Emirates Airline has begun dedicated cargo services to Bagram Air Base in Afghanistan, the airfield run by the US Army, the Dubai carrier said yesterday.
The service signals the entry of Emirates, the Middle East's largest freighter airline, into the lucrative air cargo market for the US military and reconstruction effort - one of the largest sources of demand for the region.
In September, the airline began a weekly flight into Bagram using a Boeing 747-400 freighter on behalf of Coyne Airways, a major sub-contractor to the US military.
"Emirates and Coyne Airways have entered into a capacity purchase agreement, and this flight into Bagram is operated on behalf of Coyne," according to a statement released by Coyne.
"It is important to note that Coyne controls the capacity of the flight on the Dubai-to-Bagram sector."
An Emirates spokesman said it was not using its own aircraft for the services.
"We charter aircraft to a customer that carries cargo to Bagram," the spokesman said. "Our customer is not the US military."
The US military's presence in Afghanistan has created huge requirements for transporting material by land, air and sea into the land-locked country.
UAE-based Midex Airlines, a dedicated cargo airline, said it carries cargo to Afghanistan from the UAE and Bahrain daily, representing 60 per cent of its business for the MENA region.
Salim KP, the director of sales at Midex Airlines, said the business was one of the most lucrative for private air operators because of the rates and terms they were able to charge.
The participation from private industry mirrors the co-operation taking place between the US and UAE governments.
The UAE military has been in Afghanistan in a peacekeeping capacity since 2007. In addition, Dubai's main deepwater port in Jebel Ali is one of the most important international docking stations for the US Navy.
Analysts were quick to point out that Emirates was carrying "non-lethal" cargo such as food, medicine, clothing and equipment, and not arms.
"The UAE is very strict on allowing non-lethal aid only to be carried as cargo," said Theodore Karasik, the director for research and development at the Institute for Near East and Gulf Military Affairs in Dubai.
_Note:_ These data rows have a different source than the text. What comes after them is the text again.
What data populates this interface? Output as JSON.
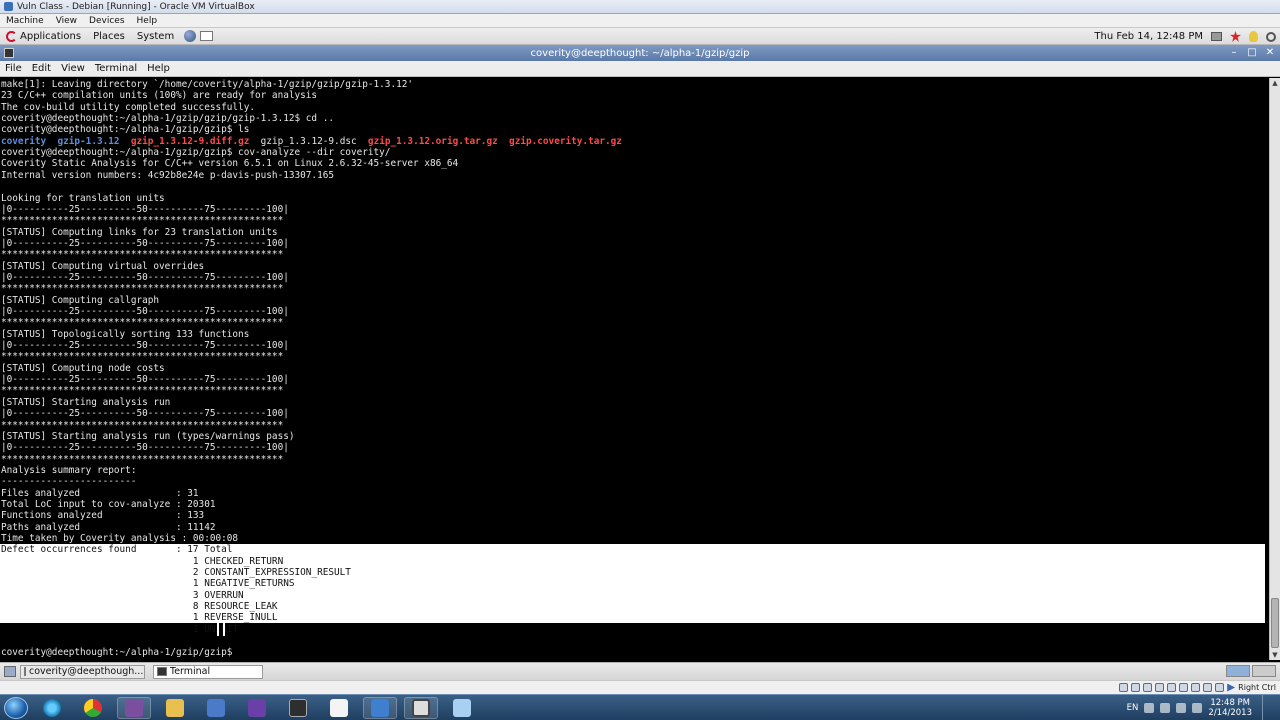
{
  "vbox": {
    "window_title": "Vuln Class - Debian [Running] - Oracle VM VirtualBox",
    "menu": [
      "Machine",
      "View",
      "Devices",
      "Help"
    ],
    "status_right": "Right Ctrl"
  },
  "gnome_panel": {
    "menus": [
      "Applications",
      "Places",
      "System"
    ],
    "clock": "Thu Feb 14, 12:48 PM",
    "icons": [
      "debian-icon",
      "globe-icon",
      "mail-icon",
      "tray-box-icon",
      "red-star-icon",
      "bulb-icon",
      "search-icon"
    ]
  },
  "terminal": {
    "title": "coverity@deepthought: ~/alpha-1/gzip/gzip",
    "menu": [
      "File",
      "Edit",
      "View",
      "Terminal",
      "Help"
    ],
    "lines": [
      "make[1]: Leaving directory `/home/coverity/alpha-1/gzip/gzip/gzip-1.3.12'",
      "23 C/C++ compilation units (100%) are ready for analysis",
      "The cov-build utility completed successfully.",
      "coverity@deepthought:~/alpha-1/gzip/gzip/gzip-1.3.12$ cd ..",
      "coverity@deepthought:~/alpha-1/gzip/gzip$ ls",
      "",
      "coverity@deepthought:~/alpha-1/gzip/gzip$ cov-analyze --dir coverity/",
      "Coverity Static Analysis for C/C++ version 6.5.1 on Linux 2.6.32-45-server x86_64",
      "Internal version numbers: 4c92b8e24e p-davis-push-13307.165",
      "",
      "Looking for translation units",
      "|0----------25----------50----------75---------100|",
      "**************************************************",
      "[STATUS] Computing links for 23 translation units",
      "|0----------25----------50----------75---------100|",
      "**************************************************",
      "[STATUS] Computing virtual overrides",
      "|0----------25----------50----------75---------100|",
      "**************************************************",
      "[STATUS] Computing callgraph",
      "|0----------25----------50----------75---------100|",
      "**************************************************",
      "[STATUS] Topologically sorting 133 functions",
      "|0----------25----------50----------75---------100|",
      "**************************************************",
      "[STATUS] Computing node costs",
      "|0----------25----------50----------75---------100|",
      "**************************************************",
      "[STATUS] Starting analysis run",
      "|0----------25----------50----------75---------100|",
      "**************************************************",
      "[STATUS] Starting analysis run (types/warnings pass)",
      "|0----------25----------50----------75---------100|",
      "**************************************************",
      "Analysis summary report:",
      "------------------------",
      "Files analyzed                 : 31",
      "Total LoC input to cov-analyze : 20301",
      "Functions analyzed             : 133",
      "Paths analyzed                 : 11142",
      "Time taken by Coverity analysis : 00:00:08",
      "Defect occurrences found       : 17 Total",
      "                                  1 CHECKED_RETURN",
      "                                  2 CONSTANT_EXPRESSION_RESULT",
      "                                  1 NEGATIVE_RETURNS",
      "                                  3 OVERRUN",
      "                                  8 RESOURCE_LEAK",
      "                                  1 REVERSE_INULL",
      "                                  1 UNINIT",
      "",
      "coverity@deepthought:~/alpha-1/gzip/gzip$"
    ],
    "ls_entries": [
      {
        "text": "coverity",
        "kind": "dir"
      },
      {
        "text": "gzip-1.3.12",
        "kind": "dir"
      },
      {
        "text": "gzip_1.3.12-9.diff.gz",
        "kind": "archive"
      },
      {
        "text": "gzip_1.3.12-9.dsc",
        "kind": "file"
      },
      {
        "text": "gzip_1.3.12.orig.tar.gz",
        "kind": "archive"
      },
      {
        "text": "gzip.coverity.tar.gz",
        "kind": "archive"
      }
    ],
    "colors": {
      "foreground": "#e6e6e6",
      "dir": "#5e8cd8",
      "archive": "#ff4a4a",
      "selection": "#ffffff"
    }
  },
  "bottom_panel": {
    "tasks": [
      "coverity@deepthough...",
      "Terminal"
    ]
  },
  "win_taskbar": {
    "pinned": [
      "ie-icon",
      "chrome-icon",
      "app-icon",
      "folder-icon",
      "network-icon",
      "visual-studio-icon",
      "x-icon",
      "document-icon",
      "virtualbox-icon",
      "terminal-icon",
      "feather-icon"
    ],
    "lang": "EN",
    "time": "12:48 PM",
    "date": "2/14/2013"
  }
}
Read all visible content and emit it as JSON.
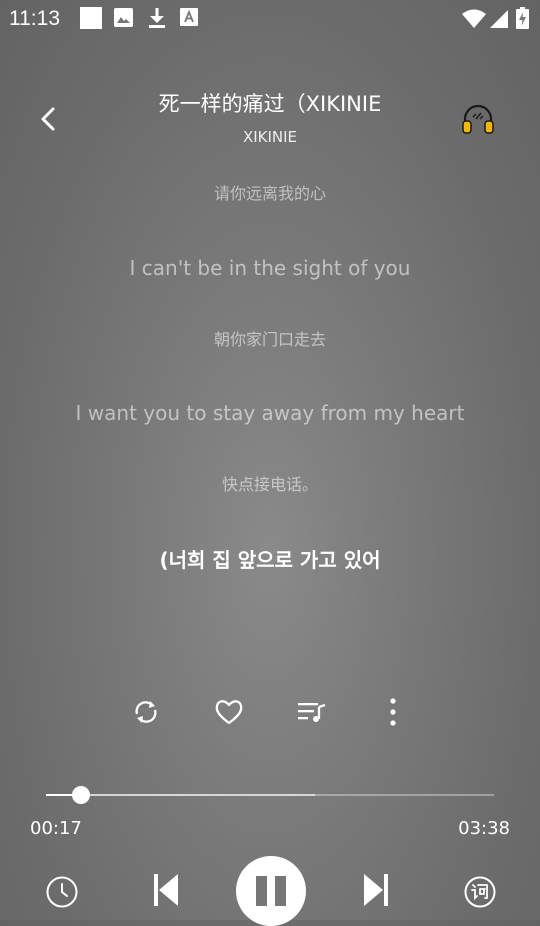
{
  "status_bar": {
    "time": "11:13",
    "icons": [
      "white-square-icon",
      "image-icon",
      "download-icon",
      "font-icon",
      "wifi-icon",
      "signal-icon",
      "battery-charging-icon"
    ]
  },
  "header": {
    "title": "死一样的痛过（XIKINIE",
    "artist": "XIKINIE",
    "back_icon": "chevron-left-icon",
    "headphone_icon": "headphone-effect-icon"
  },
  "lyrics": [
    {
      "text": "请你远离我的心",
      "state": "inactive"
    },
    {
      "text": "I can't be in the sight of you",
      "state": "inactive"
    },
    {
      "text": "朝你家门口走去",
      "state": "inactive"
    },
    {
      "text": "I want you to stay away from my heart",
      "state": "inactive"
    },
    {
      "text": "快点接电话。",
      "state": "inactive"
    },
    {
      "text": "(너희 집 앞으로 가고 있어",
      "state": "current"
    }
  ],
  "actions": [
    "repeat-icon",
    "heart-icon",
    "playlist-icon",
    "more-vertical-icon"
  ],
  "progress": {
    "current": "00:17",
    "total": "03:38",
    "played_fraction": 0.078,
    "buffered_fraction": 0.6
  },
  "controls": [
    "timer-icon",
    "previous-icon",
    "pause-icon",
    "next-icon",
    "lyrics-icon"
  ],
  "colors": {
    "accent": "#FFFFFF",
    "headphone": "#F2B705",
    "background": "#7A7A7A"
  }
}
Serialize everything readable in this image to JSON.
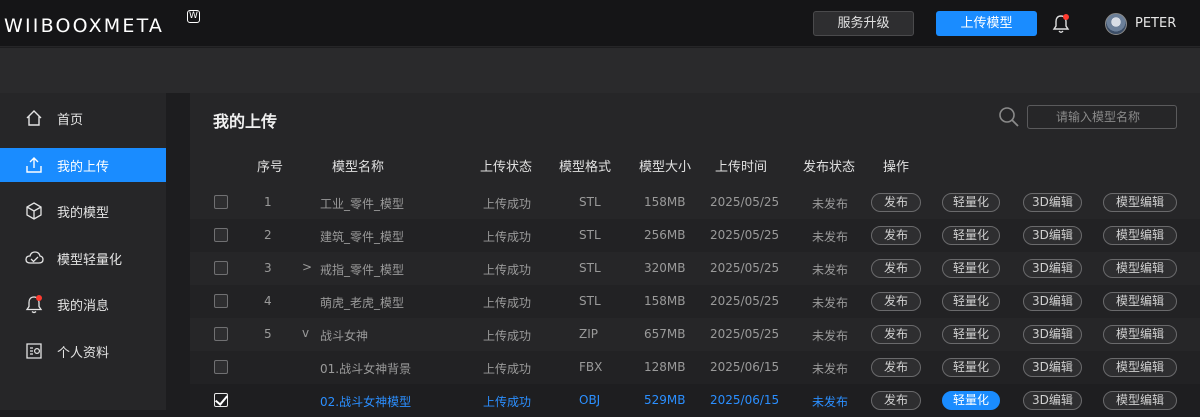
{
  "header": {
    "logo": "WIIBOOXMETA",
    "logo_mark": "W",
    "upgrade_label": "服务升级",
    "upload_label": "上传模型",
    "username": "PETER",
    "colors": {
      "accent": "#1a8cff",
      "notification_dot": "#ff3b30"
    }
  },
  "sidebar": {
    "items": [
      {
        "label": "首页",
        "icon": "home-icon",
        "active": false
      },
      {
        "label": "我的上传",
        "icon": "upload-icon",
        "active": true
      },
      {
        "label": "我的模型",
        "icon": "model-icon",
        "active": false
      },
      {
        "label": "模型轻量化",
        "icon": "cloud-check-icon",
        "active": false
      },
      {
        "label": "我的消息",
        "icon": "bell-icon",
        "active": false
      },
      {
        "label": "个人资料",
        "icon": "profile-icon",
        "active": false
      }
    ]
  },
  "main": {
    "title": "我的上传",
    "search_placeholder": "请输入模型名称",
    "columns": [
      "序号",
      "模型名称",
      "上传状态",
      "模型格式",
      "模型大小",
      "上传时间",
      "发布状态",
      "操作"
    ],
    "actions": [
      "发布",
      "轻量化",
      "3D编辑",
      "模型编辑"
    ],
    "rows": [
      {
        "index": "1",
        "name": "工业_零件_模型",
        "status": "上传成功",
        "format": "STL",
        "size": "158MB",
        "date": "2025/05/25",
        "publish": "未发布",
        "expand": "",
        "checked": false
      },
      {
        "index": "2",
        "name": "建筑_零件_模型",
        "status": "上传成功",
        "format": "STL",
        "size": "256MB",
        "date": "2025/05/25",
        "publish": "未发布",
        "expand": "",
        "checked": false
      },
      {
        "index": "3",
        "name": "戒指_零件_模型",
        "status": "上传成功",
        "format": "STL",
        "size": "320MB",
        "date": "2025/05/25",
        "publish": "未发布",
        "expand": ">",
        "checked": false
      },
      {
        "index": "4",
        "name": "萌虎_老虎_模型",
        "status": "上传成功",
        "format": "STL",
        "size": "158MB",
        "date": "2025/05/25",
        "publish": "未发布",
        "expand": "",
        "checked": false
      },
      {
        "index": "5",
        "name": "战斗女神",
        "status": "上传成功",
        "format": "ZIP",
        "size": "657MB",
        "date": "2025/05/25",
        "publish": "未发布",
        "expand": "v",
        "checked": false
      },
      {
        "index": "",
        "name": "01.战斗女神背景",
        "status": "上传成功",
        "format": "FBX",
        "size": "128MB",
        "date": "2025/06/15",
        "publish": "未发布",
        "expand": "",
        "checked": false
      },
      {
        "index": "",
        "name": "02.战斗女神模型",
        "status": "上传成功",
        "format": "OBJ",
        "size": "529MB",
        "date": "2025/06/15",
        "publish": "未发布",
        "expand": "",
        "checked": true
      }
    ]
  }
}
Mr Karasik noted that dozens of air operators had been banned from flying in and out of the UAE because of violations to this rule.
Emirates SkyCargo operates a fleet of dedicated freighters including 747s, which can carry more than 100 tonnes of cargo.